Unlike most, these creatures form monogamous pair bonds, and they also like to drink alcohol, features that make the North American grassland dwellers an interesting comparison to humans. (Related: "Two Prairie Voles Walk Into a Bar... Then Scientists Study Alcohol's Effects on Couples Bonding.") According to a study published November 17 in the journal Frontiers in Psychiatry, in fact, prairie vole couples have similar problems as humans when one mate hits the bottle a little too hard.
Feathers are not just for flight. They keep birds warm, become part of their nests, and help them attract mates. And for one Australian bird, feathers even help produce an important sound—an alarm. “People had long noticed that these birds produced these loud whistles.”“My supervisor Rob Magrath in collaboration with May Hingee thought that they were used as an alarm.
Somewhere in the highlands of Afghanistan, a hungry fox pounces on a tasty-looking leopard gecko. But the lizard has a get-out-of-jail-free card: a detachable tail. The dropped appendage flails around long enough to distract the fox, allowing the gecko itself to run off and hide. Leopard geckos are one of a few lizard species that possess this self-amputation ability, known as autotomy. The technique is effective, but the tail can account for about a quarter of the lizard's body mass.
Muck Rack makes it simple to find people, tweets, or articles that mention any name, keyword, company, hashtag etc. We've compiled this guide to help you make the most of your search.
Selecting a term
Start searching tweets, articles from media outlets, articles mentioned in tweets, journalists'
names, titles and bios with some suggested searches:
Companies or Topics (e.g. iPhone, Microsoft)
Phrases (e.g. "cloud computing") — use quotes to keep the terms together
Twitter handles (e.g. @username) — returns those who have mentioned or replied to
Names (e.g. "David Pogue")
Hashtags (e.g. #sxsw, #london2012)
Bio details (e.g. vegan, Olympics, father)
Muck Rack's Advanced Search allows for many boolean operators.
Find results that mention multiple specified terms, use AND or
+. For example, ensure each result contains both Elon Musk and Mark Zuckerberg by
searching Musk AND Zuckerberg or Musk + Zuckerberg.
Use the operators OR or , to broaden your search when you'd like either of
multiple terms to appear in results. (This is the default behavior of our search when no operators
are used). For example, results will contain either cake or cookie by searching cake OR cookie or cake,cookie
Use NOT or - to subtract results from your search. For
example, searching Disney will yield results about the Walt Disney Company as well as Walt Disney
World Resort. To exclude mentions of Disney World, search for Disney -World or Disney
When using one of these operators with a phrase, enclose it in quotation marks.
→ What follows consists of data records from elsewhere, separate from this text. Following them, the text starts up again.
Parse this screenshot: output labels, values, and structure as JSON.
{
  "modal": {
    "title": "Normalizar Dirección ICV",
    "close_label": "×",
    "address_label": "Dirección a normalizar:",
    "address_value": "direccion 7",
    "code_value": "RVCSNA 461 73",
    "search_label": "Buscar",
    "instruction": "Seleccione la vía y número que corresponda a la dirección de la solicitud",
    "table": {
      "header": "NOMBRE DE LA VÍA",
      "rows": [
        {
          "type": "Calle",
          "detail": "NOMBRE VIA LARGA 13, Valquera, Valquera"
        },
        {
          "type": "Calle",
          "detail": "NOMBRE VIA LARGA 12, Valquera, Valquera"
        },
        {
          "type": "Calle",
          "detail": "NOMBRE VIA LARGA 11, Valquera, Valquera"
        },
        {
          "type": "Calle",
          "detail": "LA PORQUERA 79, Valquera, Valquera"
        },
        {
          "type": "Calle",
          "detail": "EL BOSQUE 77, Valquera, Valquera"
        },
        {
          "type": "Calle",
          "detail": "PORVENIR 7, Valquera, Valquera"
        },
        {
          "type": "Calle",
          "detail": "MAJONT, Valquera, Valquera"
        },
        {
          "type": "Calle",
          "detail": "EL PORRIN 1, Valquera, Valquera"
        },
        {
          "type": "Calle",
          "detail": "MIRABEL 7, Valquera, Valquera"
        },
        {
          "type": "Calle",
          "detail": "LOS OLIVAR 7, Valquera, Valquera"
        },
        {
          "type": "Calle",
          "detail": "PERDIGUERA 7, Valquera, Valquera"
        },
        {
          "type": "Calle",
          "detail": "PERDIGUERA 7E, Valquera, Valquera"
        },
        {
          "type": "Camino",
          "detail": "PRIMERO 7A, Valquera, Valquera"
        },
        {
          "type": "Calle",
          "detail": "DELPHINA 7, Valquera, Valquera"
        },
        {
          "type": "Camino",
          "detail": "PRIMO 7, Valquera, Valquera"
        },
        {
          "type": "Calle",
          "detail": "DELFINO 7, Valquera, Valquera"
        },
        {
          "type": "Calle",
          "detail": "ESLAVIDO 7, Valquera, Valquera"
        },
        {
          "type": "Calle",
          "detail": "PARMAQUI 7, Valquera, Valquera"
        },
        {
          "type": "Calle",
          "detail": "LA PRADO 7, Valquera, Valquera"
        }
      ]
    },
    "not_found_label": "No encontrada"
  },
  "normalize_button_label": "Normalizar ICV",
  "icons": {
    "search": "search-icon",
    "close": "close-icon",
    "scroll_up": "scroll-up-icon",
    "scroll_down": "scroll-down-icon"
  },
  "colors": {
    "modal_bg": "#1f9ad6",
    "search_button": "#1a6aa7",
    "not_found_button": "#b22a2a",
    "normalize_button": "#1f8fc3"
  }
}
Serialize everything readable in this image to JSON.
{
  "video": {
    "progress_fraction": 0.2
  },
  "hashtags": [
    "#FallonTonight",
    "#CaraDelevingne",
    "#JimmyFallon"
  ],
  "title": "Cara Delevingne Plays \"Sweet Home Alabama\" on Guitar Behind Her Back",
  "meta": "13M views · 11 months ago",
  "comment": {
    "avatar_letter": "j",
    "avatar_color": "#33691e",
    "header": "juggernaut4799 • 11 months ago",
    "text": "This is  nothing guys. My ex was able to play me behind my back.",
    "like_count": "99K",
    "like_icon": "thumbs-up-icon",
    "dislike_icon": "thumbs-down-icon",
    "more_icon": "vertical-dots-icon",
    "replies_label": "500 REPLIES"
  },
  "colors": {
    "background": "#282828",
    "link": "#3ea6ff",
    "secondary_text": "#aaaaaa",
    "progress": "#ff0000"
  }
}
For example, you can
find results about smartphones excluding Apple's iPhone 4S by searching smartphone -"iPhone
Exact case matching or punctuation
If you're searching for a brand name or keyword that relies on specific punctuation marks or capitalization, you can
find results that match your exact query by adding matchcase: before the keyword you're searching for, like matchcase:E*TRADE .
Use parentheses to separate multiple
boolean phrases. For example, to find journalists talking about having fun in Disney World or
Disneyland, search for ("disney world" OR disneyland) AND fun.
An asterisk can be used to search for any variation of a root word truncated by the asterisk. For example, searching for admin* will return results for administrator, administration, administer, administered, etc.
A near operator is an AND operator where you can control the distance between the words. You can vary the distance the near operation uses by adding a forward slash and number (between 0-99) such as strawberries NEAR/10 "whipped cream", which means the strawberries must exist within 10 words of "whipped cream".